● **Working data**:
________
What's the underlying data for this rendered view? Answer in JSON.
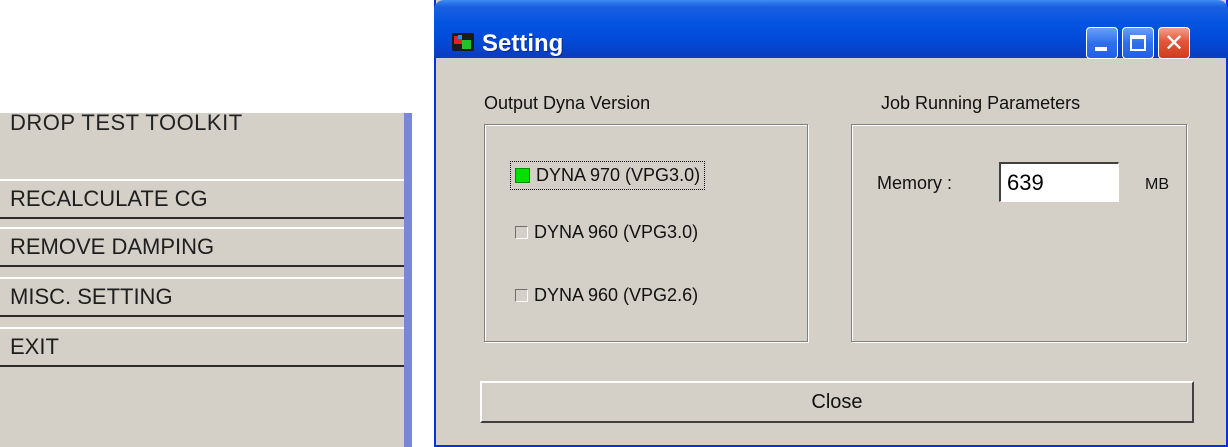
{
  "toolkit": {
    "title": "DROP TEST TOOLKIT",
    "items": [
      {
        "label": "RECALCULATE CG"
      },
      {
        "label": "REMOVE DAMPING"
      },
      {
        "label": "MISC. SETTING"
      },
      {
        "label": "EXIT"
      }
    ]
  },
  "window": {
    "title": "Setting",
    "output_group": {
      "title": "Output Dyna Version",
      "options": [
        {
          "label": "DYNA 970 (VPG3.0)",
          "checked": true
        },
        {
          "label": "DYNA 960 (VPG3.0)",
          "checked": false
        },
        {
          "label": "DYNA 960 (VPG2.6)",
          "checked": false
        }
      ]
    },
    "job_group": {
      "title": "Job Running Parameters",
      "memory_label": "Memory :",
      "memory_value": "639",
      "memory_unit": "MB"
    },
    "close_label": "Close"
  },
  "colors": {
    "face": "#d4d0c8",
    "titlebar": "#0454e3",
    "accent_stripe": "#7a86d8",
    "checked": "#00e000"
  },
  "icons": [
    "app-icon",
    "minimize-icon",
    "maximize-icon",
    "close-icon"
  ]
}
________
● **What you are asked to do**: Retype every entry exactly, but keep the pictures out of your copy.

● **Written solution**:
What's the underlying data for this rendered view? Answer in JSON.
{
  "toolkit": {
    "title": "DROP TEST TOOLKIT",
    "items": [
      {
        "label": "RECALCULATE CG"
      },
      {
        "label": "REMOVE DAMPING"
      },
      {
        "label": "MISC. SETTING"
      },
      {
        "label": "EXIT"
      }
    ]
  },
  "window": {
    "title": "Setting",
    "output_group": {
      "title": "Output Dyna Version",
      "options": [
        {
          "label": "DYNA 970 (VPG3.0)",
          "checked": true
        },
        {
          "label": "DYNA 960 (VPG3.0)",
          "checked": false
        },
        {
          "label": "DYNA 960 (VPG2.6)",
          "checked": false
        }
      ]
    },
    "job_group": {
      "title": "Job Running Parameters",
      "memory_label": "Memory :",
      "memory_value": "639",
      "memory_unit": "MB"
    },
    "close_label": "Close"
  },
  "colors": {
    "face": "#d4d0c8",
    "titlebar": "#0454e3",
    "accent_stripe": "#7a86d8",
    "checked": "#00e000"
  },
  "icons": [
    "app-icon",
    "minimize-icon",
    "maximize-icon",
    "close-icon"
  ]
}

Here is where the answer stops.